### [WHAT IS REQUIRED]
When you copy the records that follow, please keep every word exactly as it is and leave out the pictures.

Start of SUPPLIED DATA

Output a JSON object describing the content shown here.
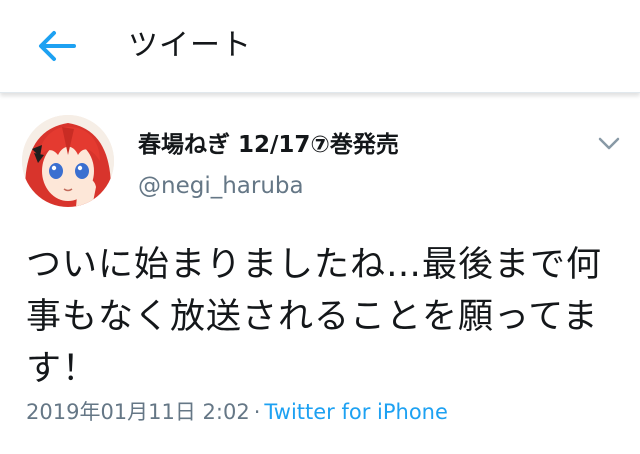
{
  "header": {
    "title": "ツイート",
    "back_icon": "arrow-left-icon",
    "accent_color": "#1da1f2"
  },
  "tweet": {
    "author": {
      "name": "春場ねぎ 12/17⑦巻発売",
      "handle": "@negi_haruba"
    },
    "caret_icon": "chevron-down-icon",
    "text": "ついに始まりましたね…最後まで何事もなく放送されることを願ってます！",
    "timestamp": "2019年01月11日 2:02",
    "separator": "·",
    "source": "Twitter for iPhone"
  }
}
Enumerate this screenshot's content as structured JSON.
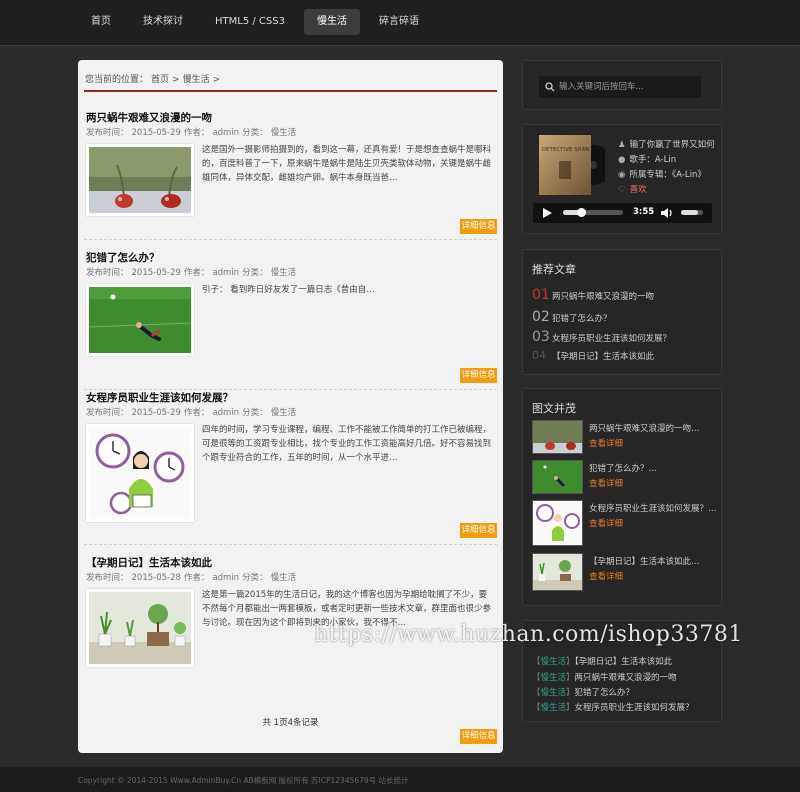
{
  "nav": {
    "items": [
      {
        "label": "首页"
      },
      {
        "label": "技术探讨"
      },
      {
        "label": "HTML5 / CSS3"
      },
      {
        "label": "慢生活"
      },
      {
        "label": "碎言碎语"
      }
    ],
    "active_index": 3
  },
  "breadcrumb": {
    "prefix": "您当前的位置：",
    "home": "首页",
    "sep": ">",
    "current": "慢生活",
    "end": ">"
  },
  "posts": [
    {
      "title": "两只蜗牛艰难又浪漫的一吻",
      "date_label": "发布时间：",
      "date": "2015-05-29",
      "author_label": "作者：",
      "author": "admin",
      "category_label": "分类：",
      "category": "慢生活",
      "excerpt": "这是国外一摄影师拍摄到的，看到这一幕，还真有爱！于是想查查蜗牛是哪科的，百度科普了一下，原来蜗牛是蜗牛是陆生贝壳类软体动物，关键是蜗牛雌雄同体，异体交配，雌雄均产卵。蜗牛本身既当爸…",
      "more": "详细信息",
      "thumb_icon": "snail-photo-icon"
    },
    {
      "title": "犯错了怎么办？",
      "date_label": "发布时间：",
      "date": "2015-05-29",
      "author_label": "作者：",
      "author": "admin",
      "category_label": "分类：",
      "category": "慢生活",
      "excerpt": "引子：  看到昨日好友发了一篇日志《昔由自…",
      "more": "详细信息",
      "thumb_icon": "soccer-photo-icon"
    },
    {
      "title": "女程序员职业生涯该如何发展？",
      "date_label": "发布时间：",
      "date": "2015-05-29",
      "author_label": "作者：",
      "author": "admin",
      "category_label": "分类：",
      "category": "慢生活",
      "excerpt": "四年的时间，学习专业课程，编程、工作不能被工作简单的打工作已被编程，可是很等的工资跟专业相比，找个专业的工作工资能高好几倍。好不容易找到个跟专业符合的工作，五年的时间，从一个水平进…",
      "more": "详细信息",
      "thumb_icon": "woman-clock-illustration-icon"
    },
    {
      "title": "【孕期日记】生活本该如此",
      "date_label": "发布时间：",
      "date": "2015-05-28",
      "author_label": "作者：",
      "author": "admin",
      "category_label": "分类：",
      "category": "慢生活",
      "excerpt": "这是第一篇2015年的生活日记，我的这个博客也因为孕期给耽搁了不少，要不然每个月都能出一两套模板，或者定时更新一些技术文章，群里面也很少参与讨论。现在因为这个即将到来的小家伙，我不得不…",
      "more": "详细信息",
      "thumb_icon": "plants-photo-icon"
    }
  ],
  "pager": {
    "text": "共 1页4条记录"
  },
  "search": {
    "placeholder": "输入关键词后按回车..."
  },
  "player": {
    "song": "输了你赢了世界又如何",
    "singer": "歌手：A-Lin",
    "album": "所属专辑：《A-Lin》",
    "like": "喜欢",
    "time": "3:55",
    "progress": 0.3,
    "volume": 0.75,
    "cover_text": "DETECTIVE SHAN"
  },
  "recommend": {
    "title": "推荐文章",
    "items": [
      {
        "num": "01",
        "text": "两只蜗牛艰难又浪漫的一吻"
      },
      {
        "num": "02",
        "text": "犯错了怎么办？"
      },
      {
        "num": "03",
        "text": "女程序员职业生涯该如何发展？"
      },
      {
        "num": "04",
        "text": "【孕期日记】生活本该如此"
      }
    ]
  },
  "gallery": {
    "title": "图文并茂",
    "items": [
      {
        "title": "两只蜗牛艰难又浪漫的一吻…",
        "more": "查看详细"
      },
      {
        "title": "犯错了怎么办？…",
        "more": "查看详细"
      },
      {
        "title": "女程序员职业生涯该如何发展？…",
        "more": "查看详细"
      },
      {
        "title": "【孕期日记】生活本该如此…",
        "more": "查看详细"
      }
    ]
  },
  "category_list": {
    "items": [
      {
        "cat": "慢生活",
        "title": "【孕期日记】生活本该如此"
      },
      {
        "cat": "慢生活",
        "title": "两只蜗牛艰难又浪漫的一吻"
      },
      {
        "cat": "慢生活",
        "title": "犯错了怎么办？"
      },
      {
        "cat": "慢生活",
        "title": "女程序员职业生涯该如何发展？"
      }
    ],
    "bracket_open": "【",
    "bracket_close": "】"
  },
  "footer": {
    "text": "Copyright © 2014-2015 Www.AdminBuy.Cn AB模板网 版权所有 苏ICP12345678号 站长统计"
  },
  "watermark": {
    "text": "https://www.huzhan.com/ishop33781"
  },
  "colors": {
    "accent": "#f39c12",
    "breadcrumb_line": "#8b2a1e",
    "category": "#2e9c8a",
    "recommend_first": "#c0392b"
  }
}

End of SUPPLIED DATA

### [THE ANSWER]
Output a JSON object describing the content shown here.
{
  "header": {
    "title": "ツイート",
    "back_icon": "arrow-left-icon",
    "accent_color": "#1da1f2"
  },
  "tweet": {
    "author": {
      "name": "春場ねぎ 12/17⑦巻発売",
      "handle": "@negi_haruba"
    },
    "caret_icon": "chevron-down-icon",
    "text": "ついに始まりましたね…最後まで何事もなく放送されることを願ってます！",
    "timestamp": "2019年01月11日 2:02",
    "separator": "·",
    "source": "Twitter for iPhone"
  }
}
Enumerate this screenshot's content as structured JSON.
{
  "nav": {
    "items": [
      {
        "label": "首页"
      },
      {
        "label": "技术探讨"
      },
      {
        "label": "HTML5 / CSS3"
      },
      {
        "label": "慢生活"
      },
      {
        "label": "碎言碎语"
      }
    ],
    "active_index": 3
  },
  "breadcrumb": {
    "prefix": "您当前的位置：",
    "home": "首页",
    "sep": ">",
    "current": "慢生活",
    "end": ">"
  },
  "posts": [
    {
      "title": "两只蜗牛艰难又浪漫的一吻",
      "date_label": "发布时间：",
      "date": "2015-05-29",
      "author_label": "作者：",
      "author": "admin",
      "category_label": "分类：",
      "category": "慢生活",
      "excerpt": "这是国外一摄影师拍摄到的，看到这一幕，还真有爱！于是想查查蜗牛是哪科的，百度科普了一下，原来蜗牛是蜗牛是陆生贝壳类软体动物，关键是蜗牛雌雄同体，异体交配，雌雄均产卵。蜗牛本身既当爸…",
      "more": "详细信息",
      "thumb_icon": "snail-photo-icon"
    },
    {
      "title": "犯错了怎么办？",
      "date_label": "发布时间：",
      "date": "2015-05-29",
      "author_label": "作者：",
      "author": "admin",
      "category_label": "分类：",
      "category": "慢生活",
      "excerpt": "引子：  看到昨日好友发了一篇日志《昔由自…",
      "more": "详细信息",
      "thumb_icon": "soccer-photo-icon"
    },
    {
      "title": "女程序员职业生涯该如何发展？",
      "date_label": "发布时间：",
      "date": "2015-05-29",
      "author_label": "作者：",
      "author": "admin",
      "category_label": "分类：",
      "category": "慢生活",
      "excerpt": "四年的时间，学习专业课程，编程、工作不能被工作简单的打工作已被编程，可是很等的工资跟专业相比，找个专业的工作工资能高好几倍。好不容易找到个跟专业符合的工作，五年的时间，从一个水平进…",
      "more": "详细信息",
      "thumb_icon": "woman-clock-illustration-icon"
    },
    {
      "title": "【孕期日记】生活本该如此",
      "date_label": "发布时间：",
      "date": "2015-05-28",
      "author_label": "作者：",
      "author": "admin",
      "category_label": "分类：",
      "category": "慢生活",
      "excerpt": "这是第一篇2015年的生活日记，我的这个博客也因为孕期给耽搁了不少，要不然每个月都能出一两套模板，或者定时更新一些技术文章，群里面也很少参与讨论。现在因为这个即将到来的小家伙，我不得不…",
      "more": "详细信息",
      "thumb_icon": "plants-photo-icon"
    }
  ],
  "pager": {
    "text": "共 1页4条记录"
  },
  "search": {
    "placeholder": "输入关键词后按回车..."
  },
  "player": {
    "song": "输了你赢了世界又如何",
    "singer": "歌手：A-Lin",
    "album": "所属专辑：《A-Lin》",
    "like": "喜欢",
    "time": "3:55",
    "progress": 0.3,
    "volume": 0.75,
    "cover_text": "DETECTIVE SHAN"
  },
  "recommend": {
    "title": "推荐文章",
    "items": [
      {
        "num": "01",
        "text": "两只蜗牛艰难又浪漫的一吻"
      },
      {
        "num": "02",
        "text": "犯错了怎么办？"
      },
      {
        "num": "03",
        "text": "女程序员职业生涯该如何发展？"
      },
      {
        "num": "04",
        "text": "【孕期日记】生活本该如此"
      }
    ]
  },
  "gallery": {
    "title": "图文并茂",
    "items": [
      {
        "title": "两只蜗牛艰难又浪漫的一吻…",
        "more": "查看详细"
      },
      {
        "title": "犯错了怎么办？…",
        "more": "查看详细"
      },
      {
        "title": "女程序员职业生涯该如何发展？…",
        "more": "查看详细"
      },
      {
        "title": "【孕期日记】生活本该如此…",
        "more": "查看详细"
      }
    ]
  },
  "category_list": {
    "items": [
      {
        "cat": "慢生活",
        "title": "【孕期日记】生活本该如此"
      },
      {
        "cat": "慢生活",
        "title": "两只蜗牛艰难又浪漫的一吻"
      },
      {
        "cat": "慢生活",
        "title": "犯错了怎么办？"
      },
      {
        "cat": "慢生活",
        "title": "女程序员职业生涯该如何发展？"
      }
    ],
    "bracket_open": "【",
    "bracket_close": "】"
  },
  "footer": {
    "text": "Copyright © 2014-2015 Www.AdminBuy.Cn AB模板网 版权所有 苏ICP12345678号 站长统计"
  },
  "watermark": {
    "text": "https://www.huzhan.com/ishop33781"
  },
  "colors": {
    "accent": "#f39c12",
    "breadcrumb_line": "#8b2a1e",
    "category": "#2e9c8a",
    "recommend_first": "#c0392b"
  }
}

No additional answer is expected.